=== EXERCISE PROMPT ===
Scan the entries for the word "JSON", and copy every line where it appears.

DATA: Begin

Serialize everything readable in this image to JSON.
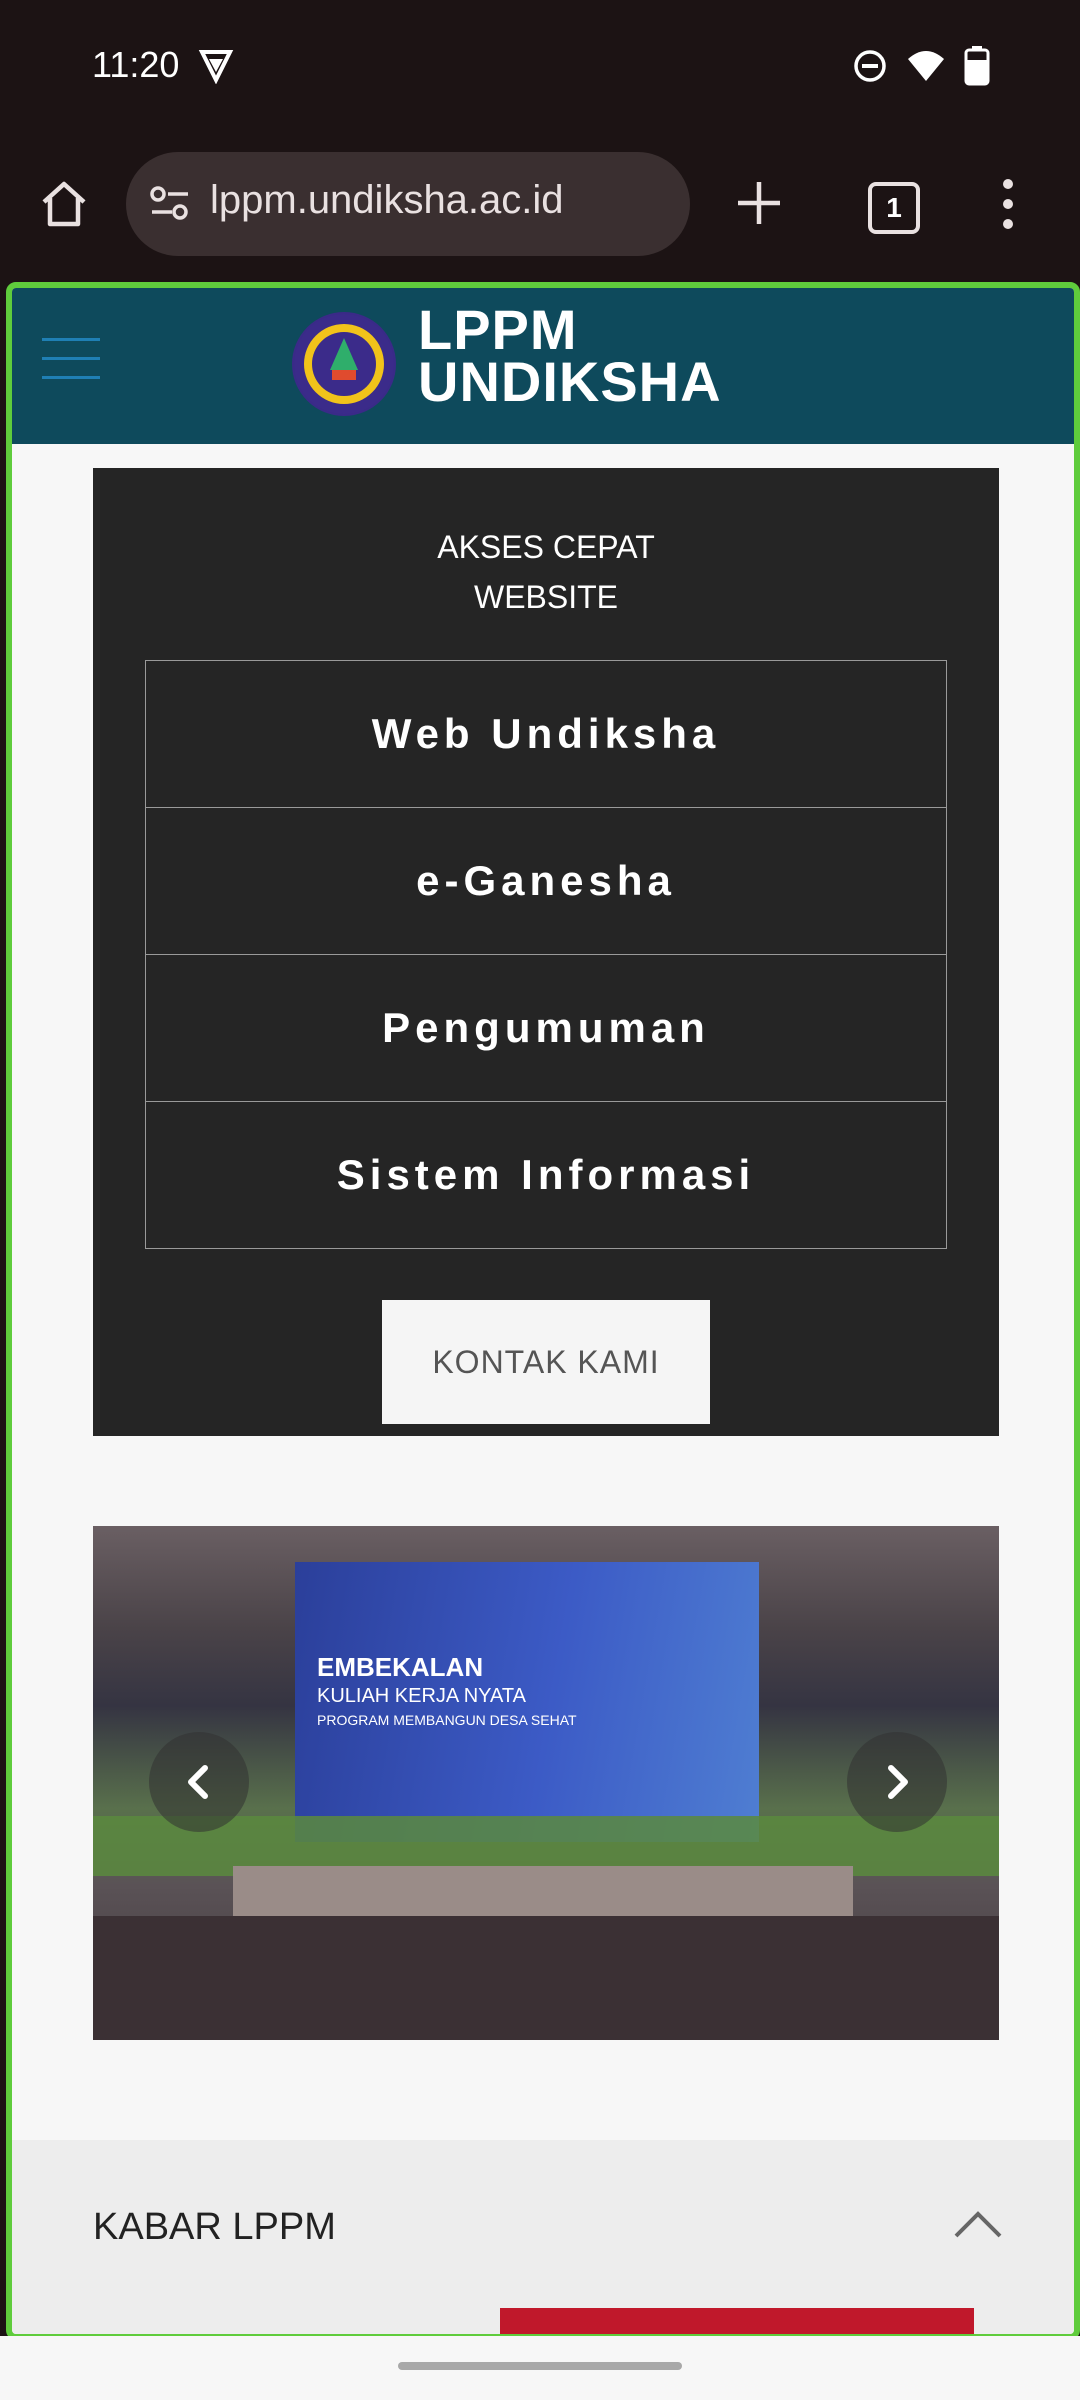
{
  "status_bar": {
    "time": "11:20"
  },
  "browser": {
    "url": "lppm.undiksha.ac.id",
    "tab_count": "1"
  },
  "site": {
    "logo_line1": "LPPM",
    "logo_line2": "UNDIKSHA"
  },
  "quick_access": {
    "title_line1": "AKSES CEPAT",
    "title_line2": "WEBSITE",
    "items": [
      {
        "label": "Web Undiksha"
      },
      {
        "label": "e-Ganesha"
      },
      {
        "label": "Pengumuman"
      },
      {
        "label": "Sistem Informasi"
      }
    ],
    "contact_label": "KONTAK KAMI"
  },
  "carousel": {
    "slide_line1": "EMBEKALAN",
    "slide_line2": "KULIAH KERJA NYATA",
    "slide_line3": "PROGRAM MEMBANGUN DESA SEHAT"
  },
  "news": {
    "title": "KABAR LPPM"
  },
  "colors": {
    "header_bg": "#0e4a5c",
    "quick_box_bg": "#252525",
    "frame_border": "#5fcc3c",
    "news_strip": "#c0182b"
  }
}
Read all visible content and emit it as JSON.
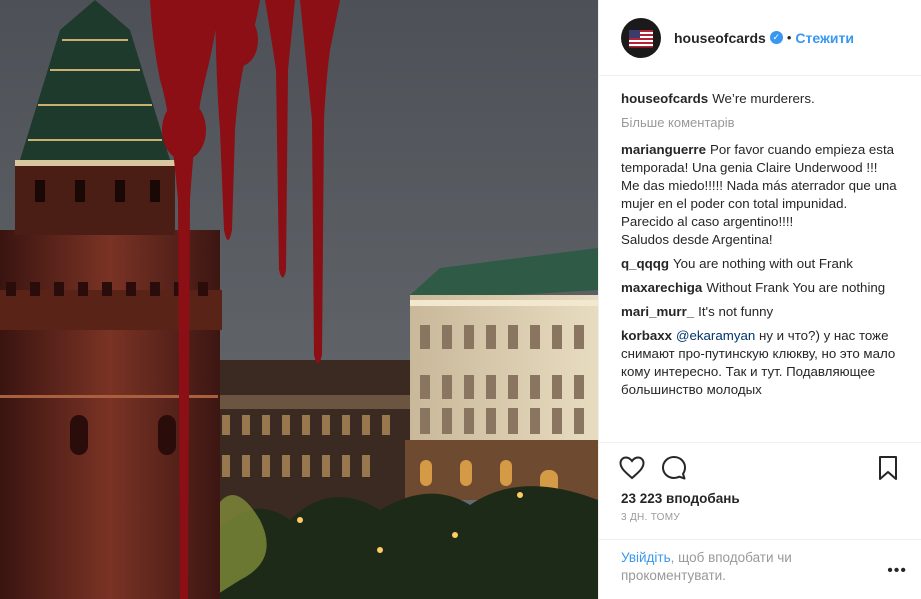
{
  "post": {
    "username": "houseofcards",
    "follow_label": "Стежити",
    "dot": "•",
    "caption_user": "houseofcards",
    "caption_text": "We’re murderers.",
    "more_comments": "Більше коментарів"
  },
  "comments": [
    {
      "user": "marianguerre",
      "text": "Por favor cuando empieza esta temporada! Una genia Claire Underwood !!! Me das miedo!!!!! Nada más aterrador que una mujer en el poder con total impunidad. Parecido al caso argentino!!!!",
      "extra": "Saludos desde Argentina!"
    },
    {
      "user": "q_qqqg",
      "text": "You are nothing with out Frank"
    },
    {
      "user": "maxarechiga",
      "text": "Without Frank You are nothing"
    },
    {
      "user": "mari_murr_",
      "text": "It's not funny"
    },
    {
      "user": "korbaxx",
      "mention": "@ekaramyan",
      "text": "ну и что?) у нас тоже снимают про-путинскую клюкву, но это мало кому интересно. Так и тут. Подавляющее большинство молодых"
    }
  ],
  "actions": {
    "likes": "23 223 вподобань",
    "time": "3 ДН. ТОМУ",
    "login_link": "Увійдіть",
    "login_text": ", щоб вподобати чи прокоментувати.",
    "more_glyph": "•••"
  },
  "icons": {
    "avatar": "house-of-cards-flag-icon",
    "verified": "verified-badge-icon",
    "like": "heart-icon",
    "comment": "comment-bubble-icon",
    "save": "bookmark-icon",
    "options": "more-options-icon"
  },
  "colors": {
    "link": "#3897f0",
    "muted": "#999999",
    "text": "#262626",
    "blood": "#8b0f14"
  }
}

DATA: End

=== SOLUTION TO THIS TASK ===
Serialize everything readable in this image to JSON.
Read all visible content and emit it as JSON.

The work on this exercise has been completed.